But wait, there’s more! There’s a whole backyard area, where you can take photos in front of a T-rex and a miniature Mount Rushmore, or “mine for gold” and “dig for fossils” (okay, the backyard area is mostly for kids). There’s also a train that you can hop aboard. Bottom line, this place is an experience–a hokey, touristy, absolutely splendid experience.
Wild Bills Nostalgia Center
WHERE: Middletown, Connecticut
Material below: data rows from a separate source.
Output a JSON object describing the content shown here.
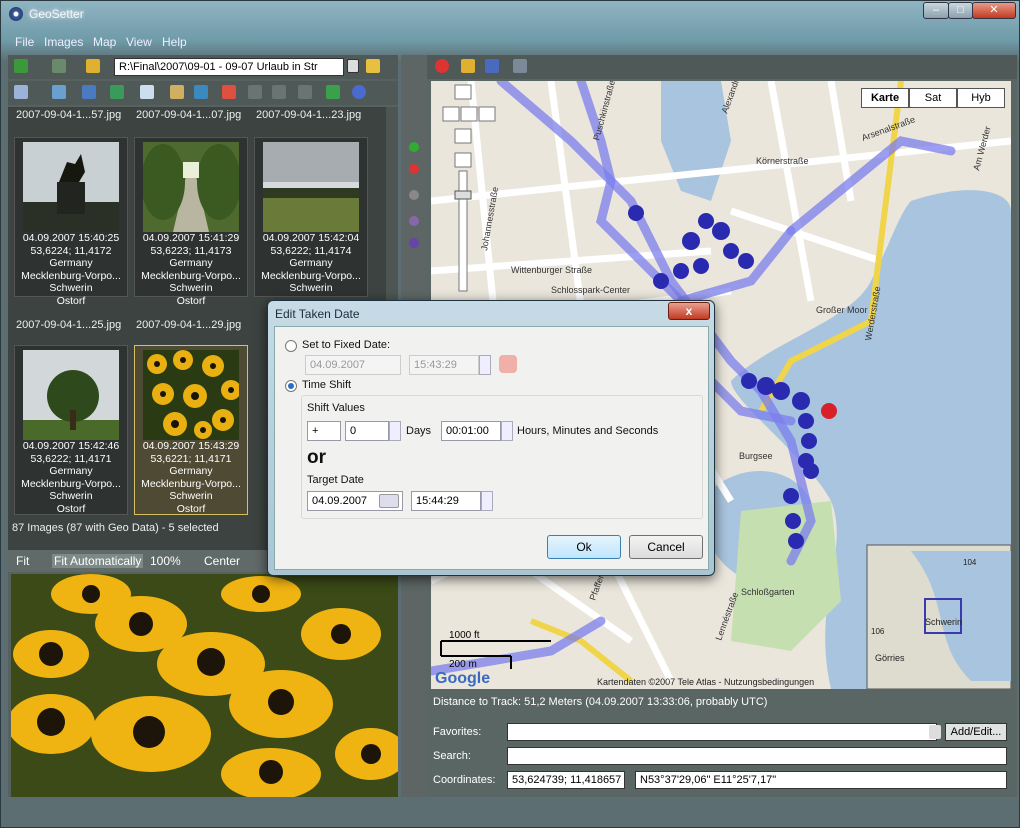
{
  "window": {
    "title": "GeoSetter",
    "controls": [
      "–",
      "□",
      "✕"
    ]
  },
  "menu": [
    "File",
    "Images",
    "Map",
    "View",
    "Help"
  ],
  "path": {
    "value": "R:\\Final\\2007\\09-01 - 09-07 Urlaub in Str"
  },
  "thumbnails": [
    {
      "name": "2007-09-04-1...57.jpg",
      "date": "04.09.2007 15:40:25",
      "coords": "53,6224; 11,4172",
      "country": "Germany",
      "region": "Mecklenburg-Vorpo...",
      "city": "Schwerin",
      "place": "Ostorf",
      "selected": false,
      "image": "statue"
    },
    {
      "name": "2007-09-04-1...07.jpg",
      "date": "04.09.2007 15:41:29",
      "coords": "53,6223; 11,4173",
      "country": "Germany",
      "region": "Mecklenburg-Vorpo...",
      "city": "Schwerin",
      "place": "Ostorf",
      "selected": false,
      "image": "alley"
    },
    {
      "name": "2007-09-04-1...23.jpg",
      "date": "04.09.2007 15:42:04",
      "coords": "53,6222; 11,4174",
      "country": "Germany",
      "region": "Mecklenburg-Vorpo...",
      "city": "Schwerin",
      "place": "",
      "selected": false,
      "image": "landscape"
    },
    {
      "name": "2007-09-04-1...25.jpg",
      "date": "04.09.2007 15:42:46",
      "coords": "53,6222; 11,4171",
      "country": "Germany",
      "region": "Mecklenburg-Vorpo...",
      "city": "Schwerin",
      "place": "Ostorf",
      "selected": false,
      "image": "tree"
    },
    {
      "name": "2007-09-04-1...29.jpg",
      "date": "04.09.2007 15:43:29",
      "coords": "53,6221; 11,4171",
      "country": "Germany",
      "region": "Mecklenburg-Vorpo...",
      "city": "Schwerin",
      "place": "Ostorf",
      "selected": true,
      "image": "flowers"
    }
  ],
  "status": {
    "images": "87 Images (87 with Geo Data) - 5 selected"
  },
  "zoom": {
    "fit": "Fit",
    "fit_auto": "Fit Automatically",
    "percent": "100%",
    "center": "Center"
  },
  "map": {
    "types": [
      "Karte",
      "Sat",
      "Hyb"
    ],
    "scale_ft": "1000 ft",
    "scale_m": "200 m",
    "copyright": "Kartendaten ©2007 Tele Atlas - Nutzungsbedingungen",
    "google": "Google",
    "streets": [
      "Alexandrinenstraße",
      "Körnerstraße",
      "Wittenburger Straße",
      "Schlosspark-Center",
      "Großer Moor",
      "Burgsee",
      "Schloßgarten",
      "Werderstraße",
      "Johannesstraße",
      "Puschkinstraße",
      "Am Werder",
      "Arsenalstraße",
      "Lennéstraße",
      "Pfaffenteichstraße"
    ],
    "inset": {
      "city": "Schwerin",
      "town": "Görries",
      "road": "104",
      "road2": "106"
    }
  },
  "distance": "Distance to Track: 51,2 Meters (04.09.2007 13:33:06, probably UTC)",
  "favorites": {
    "label": "Favorites:",
    "value": "",
    "button": "Add/Edit..."
  },
  "search": {
    "label": "Search:",
    "value": ""
  },
  "coordinates": {
    "label": "Coordinates:",
    "decimal": "53,624739; 11,418657",
    "dms": "N53°37'29,06\" E11°25'7,17\""
  },
  "dialog": {
    "title": "Edit Taken Date",
    "fixed_label": "Set to Fixed Date:",
    "fixed_date": "04.09.2007",
    "fixed_time": "15:43:29",
    "timeshift_label": "Time Shift",
    "shift_values": "Shift Values",
    "sign": "+",
    "days_value": "0",
    "days_label": "Days",
    "hm_value": "00:01:00",
    "hm_label": "Hours, Minutes and Seconds",
    "or": "or",
    "target_label": "Target Date",
    "target_date": "04.09.2007",
    "target_time": "15:44:29",
    "ok": "Ok",
    "cancel": "Cancel",
    "close": "x"
  },
  "colors": {
    "route": "#7b7dec",
    "marker": "#2a2ab0",
    "marker_selected": "#d8202a",
    "water": "#a9c4de",
    "park": "#c6dfb1",
    "accent": "#d7c061"
  }
}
Like Wall Drug, Wild Bills Nostalgia is also a store. And, like Wall Drug, it’s not just a store. First of all the exterior is nuts–the place looks like an actual funhouse. Wild Bills also has a menagerie of madness. There are partially buried 20-foot boats everywhere, all of which are made to look like a shipwreck. They have what they claim to be the “World’s Largest Jack-in-the-Box,” a 600-lb clown head on top of a 50-foot grain silo. To be honest, stay away if you have coulrophobia, there are statues of clowns everywhere. It looks like an old, abandoned carnival that may or may not be the site of a real-life horror movie–in the best possible way.
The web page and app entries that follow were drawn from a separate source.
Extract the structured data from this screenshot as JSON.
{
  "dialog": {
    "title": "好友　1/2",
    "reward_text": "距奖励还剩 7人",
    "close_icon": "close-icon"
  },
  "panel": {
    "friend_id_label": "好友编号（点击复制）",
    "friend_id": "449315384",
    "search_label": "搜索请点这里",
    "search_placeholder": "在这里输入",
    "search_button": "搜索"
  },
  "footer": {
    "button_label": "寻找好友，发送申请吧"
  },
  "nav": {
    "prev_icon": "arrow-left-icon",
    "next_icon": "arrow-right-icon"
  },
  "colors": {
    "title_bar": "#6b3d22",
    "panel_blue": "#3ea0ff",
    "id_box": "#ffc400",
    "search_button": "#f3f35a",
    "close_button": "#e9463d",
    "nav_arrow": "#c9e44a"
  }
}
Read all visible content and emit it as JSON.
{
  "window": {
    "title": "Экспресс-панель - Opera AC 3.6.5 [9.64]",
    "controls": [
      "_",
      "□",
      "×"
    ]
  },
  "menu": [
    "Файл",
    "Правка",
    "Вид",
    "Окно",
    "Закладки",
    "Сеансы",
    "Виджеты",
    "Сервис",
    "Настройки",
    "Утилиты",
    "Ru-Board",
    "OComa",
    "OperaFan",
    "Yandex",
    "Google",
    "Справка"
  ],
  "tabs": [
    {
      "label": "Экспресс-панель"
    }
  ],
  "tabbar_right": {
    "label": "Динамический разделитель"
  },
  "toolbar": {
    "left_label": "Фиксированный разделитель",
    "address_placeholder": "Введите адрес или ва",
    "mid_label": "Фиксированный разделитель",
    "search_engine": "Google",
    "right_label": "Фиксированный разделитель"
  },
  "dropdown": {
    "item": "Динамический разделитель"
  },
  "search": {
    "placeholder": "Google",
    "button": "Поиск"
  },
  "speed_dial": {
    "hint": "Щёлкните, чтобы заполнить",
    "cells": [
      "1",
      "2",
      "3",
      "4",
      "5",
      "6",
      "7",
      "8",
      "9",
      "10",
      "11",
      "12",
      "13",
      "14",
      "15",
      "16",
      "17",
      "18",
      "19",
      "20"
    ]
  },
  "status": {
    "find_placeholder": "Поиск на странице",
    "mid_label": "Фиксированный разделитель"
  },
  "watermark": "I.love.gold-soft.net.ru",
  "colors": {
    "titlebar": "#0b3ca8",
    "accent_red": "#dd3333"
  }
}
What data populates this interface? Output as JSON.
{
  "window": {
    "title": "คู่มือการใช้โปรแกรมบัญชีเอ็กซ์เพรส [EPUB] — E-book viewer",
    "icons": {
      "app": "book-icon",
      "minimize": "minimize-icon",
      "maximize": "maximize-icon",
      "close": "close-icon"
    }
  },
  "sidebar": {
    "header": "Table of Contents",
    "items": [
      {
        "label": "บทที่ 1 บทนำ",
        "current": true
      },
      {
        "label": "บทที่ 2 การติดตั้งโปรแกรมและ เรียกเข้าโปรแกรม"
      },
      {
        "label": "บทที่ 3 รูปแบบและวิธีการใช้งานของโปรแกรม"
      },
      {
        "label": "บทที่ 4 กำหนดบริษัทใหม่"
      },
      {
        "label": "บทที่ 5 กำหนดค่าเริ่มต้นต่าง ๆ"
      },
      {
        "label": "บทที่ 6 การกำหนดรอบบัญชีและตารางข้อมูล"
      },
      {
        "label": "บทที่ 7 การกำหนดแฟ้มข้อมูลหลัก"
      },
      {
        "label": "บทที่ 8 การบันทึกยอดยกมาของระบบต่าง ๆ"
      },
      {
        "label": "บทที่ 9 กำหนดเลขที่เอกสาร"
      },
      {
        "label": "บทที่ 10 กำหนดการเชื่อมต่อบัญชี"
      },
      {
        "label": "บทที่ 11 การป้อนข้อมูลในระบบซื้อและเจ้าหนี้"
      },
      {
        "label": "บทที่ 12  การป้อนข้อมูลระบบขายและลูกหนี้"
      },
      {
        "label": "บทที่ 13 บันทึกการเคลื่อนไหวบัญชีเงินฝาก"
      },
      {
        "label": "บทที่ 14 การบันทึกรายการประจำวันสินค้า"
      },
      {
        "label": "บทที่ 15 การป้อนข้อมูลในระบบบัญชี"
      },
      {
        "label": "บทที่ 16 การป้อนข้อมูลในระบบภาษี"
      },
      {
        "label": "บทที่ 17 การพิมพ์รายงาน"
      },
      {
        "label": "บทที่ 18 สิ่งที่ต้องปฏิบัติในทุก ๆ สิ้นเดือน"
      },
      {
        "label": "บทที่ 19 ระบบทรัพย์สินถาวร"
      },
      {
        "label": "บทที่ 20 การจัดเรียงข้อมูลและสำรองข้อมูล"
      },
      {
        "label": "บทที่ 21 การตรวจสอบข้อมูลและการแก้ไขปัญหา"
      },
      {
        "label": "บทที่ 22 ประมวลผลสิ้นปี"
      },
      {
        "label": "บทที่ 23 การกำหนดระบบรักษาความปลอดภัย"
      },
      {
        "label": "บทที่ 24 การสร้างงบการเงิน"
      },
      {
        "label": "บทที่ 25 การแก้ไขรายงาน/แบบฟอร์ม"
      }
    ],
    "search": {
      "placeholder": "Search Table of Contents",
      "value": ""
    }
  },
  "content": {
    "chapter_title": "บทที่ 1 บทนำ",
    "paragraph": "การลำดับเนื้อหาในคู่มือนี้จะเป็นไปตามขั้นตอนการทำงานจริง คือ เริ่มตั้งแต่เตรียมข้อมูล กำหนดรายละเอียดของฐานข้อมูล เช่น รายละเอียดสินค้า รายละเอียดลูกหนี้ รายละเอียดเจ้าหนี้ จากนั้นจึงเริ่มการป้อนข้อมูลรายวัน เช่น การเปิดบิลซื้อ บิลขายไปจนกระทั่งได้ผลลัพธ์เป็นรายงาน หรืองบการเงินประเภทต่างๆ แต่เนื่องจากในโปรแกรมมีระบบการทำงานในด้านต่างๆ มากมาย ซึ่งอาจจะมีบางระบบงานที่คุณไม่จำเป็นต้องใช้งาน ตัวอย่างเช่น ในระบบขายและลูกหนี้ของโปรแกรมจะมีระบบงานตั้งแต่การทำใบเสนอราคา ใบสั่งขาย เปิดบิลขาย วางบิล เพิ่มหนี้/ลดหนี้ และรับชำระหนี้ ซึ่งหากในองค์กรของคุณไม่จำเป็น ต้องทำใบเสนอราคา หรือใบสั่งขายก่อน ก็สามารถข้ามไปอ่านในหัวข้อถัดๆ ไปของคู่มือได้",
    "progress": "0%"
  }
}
The whole property takes up 45 acres, and the store itself contains a wide array of antiques and oddities for sale that any collector or fan of weirdness would certainly be into, including whale bones and taxidermy, but also including things that aren’t dead animals, like flags, statues, and records.
This Big Smiling Blue Whale That You Can Walk Inside
WHERE: Catoosa, Oklahoma
This whale was constructed by a zoo director named Hugh Davis in the 1970s as an anniversary gift for his wife. It used to be a little swimming hole, and part of a larger nature attraction–it’s closed now, and the whale is pretty beat up, but you can still visit it and walk the inside of the whale on summer weekends. They sell vintage postcards out of the whale’s mouth. It’s pretty simple, but if ever you’ve been like, “I’d like to walk inside of a whale that a man built for his wife,” this is a place that you can fulfill that specific desire.
The World’s Largest Collection of the Smallest Versions of the Largest Things
WHERE: Lucas, Kansas
Skip all of the actual roadside attractions and visit the museum with the small versions of all of the largest things. It’s a much easier way of seeing them all–just in tinier packages and all in one place.
Once store owner Erika Nelson hears of a new “Largest Thing” roadside attraction, she visits it, photographs it, creates a small replica of it, and displays it in her museum (a roadside attraction itself). Every replica is constructed of something different–for example, the world’s smallest version of the world’s largest rubber band ball is made out of tiny rubber bands from a dentist’s office.